> **Try it**
Find "Parse this screenshot: output" in the records that follow; print that line and each subsequent line through the last one, verbatim and with nothing added.

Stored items
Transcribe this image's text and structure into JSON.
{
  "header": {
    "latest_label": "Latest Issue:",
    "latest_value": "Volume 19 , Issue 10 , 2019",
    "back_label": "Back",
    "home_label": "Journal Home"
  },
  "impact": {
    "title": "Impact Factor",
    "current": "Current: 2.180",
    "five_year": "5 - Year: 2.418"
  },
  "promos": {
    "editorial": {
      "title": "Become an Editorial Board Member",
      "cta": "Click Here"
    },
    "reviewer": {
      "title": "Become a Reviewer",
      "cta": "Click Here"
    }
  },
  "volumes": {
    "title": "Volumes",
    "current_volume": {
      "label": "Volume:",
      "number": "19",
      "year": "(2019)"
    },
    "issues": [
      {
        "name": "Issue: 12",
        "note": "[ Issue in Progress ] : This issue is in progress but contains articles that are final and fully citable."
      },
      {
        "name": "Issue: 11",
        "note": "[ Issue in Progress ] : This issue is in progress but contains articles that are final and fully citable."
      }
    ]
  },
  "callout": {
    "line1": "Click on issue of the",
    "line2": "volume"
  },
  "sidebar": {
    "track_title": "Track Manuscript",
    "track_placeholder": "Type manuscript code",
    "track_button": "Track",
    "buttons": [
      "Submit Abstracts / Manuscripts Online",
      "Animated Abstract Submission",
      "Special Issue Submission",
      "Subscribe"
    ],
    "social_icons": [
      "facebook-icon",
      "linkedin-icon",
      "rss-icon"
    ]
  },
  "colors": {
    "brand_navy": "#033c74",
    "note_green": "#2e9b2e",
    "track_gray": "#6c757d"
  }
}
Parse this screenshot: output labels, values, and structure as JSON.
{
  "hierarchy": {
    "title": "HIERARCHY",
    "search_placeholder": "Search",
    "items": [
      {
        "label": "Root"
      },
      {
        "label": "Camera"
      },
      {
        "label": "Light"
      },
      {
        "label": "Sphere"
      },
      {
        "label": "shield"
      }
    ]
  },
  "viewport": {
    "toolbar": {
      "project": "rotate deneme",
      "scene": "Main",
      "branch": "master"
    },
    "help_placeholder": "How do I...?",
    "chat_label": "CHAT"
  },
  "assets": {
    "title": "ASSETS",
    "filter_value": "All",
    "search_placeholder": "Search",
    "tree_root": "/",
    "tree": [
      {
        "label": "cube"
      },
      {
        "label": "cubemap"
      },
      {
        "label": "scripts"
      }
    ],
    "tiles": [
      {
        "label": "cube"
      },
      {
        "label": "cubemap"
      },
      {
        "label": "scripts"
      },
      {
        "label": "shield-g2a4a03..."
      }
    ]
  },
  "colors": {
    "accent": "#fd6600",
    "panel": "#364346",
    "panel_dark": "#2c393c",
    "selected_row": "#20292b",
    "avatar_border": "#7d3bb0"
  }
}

> **Answer box**
Parse this screenshot: output labels, values, and structure as JSON.
{
  "hierarchy": {
    "title": "HIERARCHY",
    "search_placeholder": "Search",
    "items": [
      {
        "label": "Root"
      },
      {
        "label": "Camera"
      },
      {
        "label": "Light"
      },
      {
        "label": "Sphere"
      },
      {
        "label": "shield"
      }
    ]
  },
  "viewport": {
    "toolbar": {
      "project": "rotate deneme",
      "scene": "Main",
      "branch": "master"
    },
    "help_placeholder": "How do I...?",
    "chat_label": "CHAT"
  },
  "assets": {
    "title": "ASSETS",
    "filter_value": "All",
    "search_placeholder": "Search",
    "tree_root": "/",
    "tree": [
      {
        "label": "cube"
      },
      {
        "label": "cubemap"
      },
      {
        "label": "scripts"
      }
    ],
    "tiles": [
      {
        "label": "cube"
      },
      {
        "label": "cubemap"
      },
      {
        "label": "scripts"
      },
      {
        "label": "shield-g2a4a03..."
      }
    ]
  },
  "colors": {
    "accent": "#fd6600",
    "panel": "#364346",
    "panel_dark": "#2c393c",
    "selected_row": "#20292b",
    "avatar_border": "#7d3bb0"
  }
}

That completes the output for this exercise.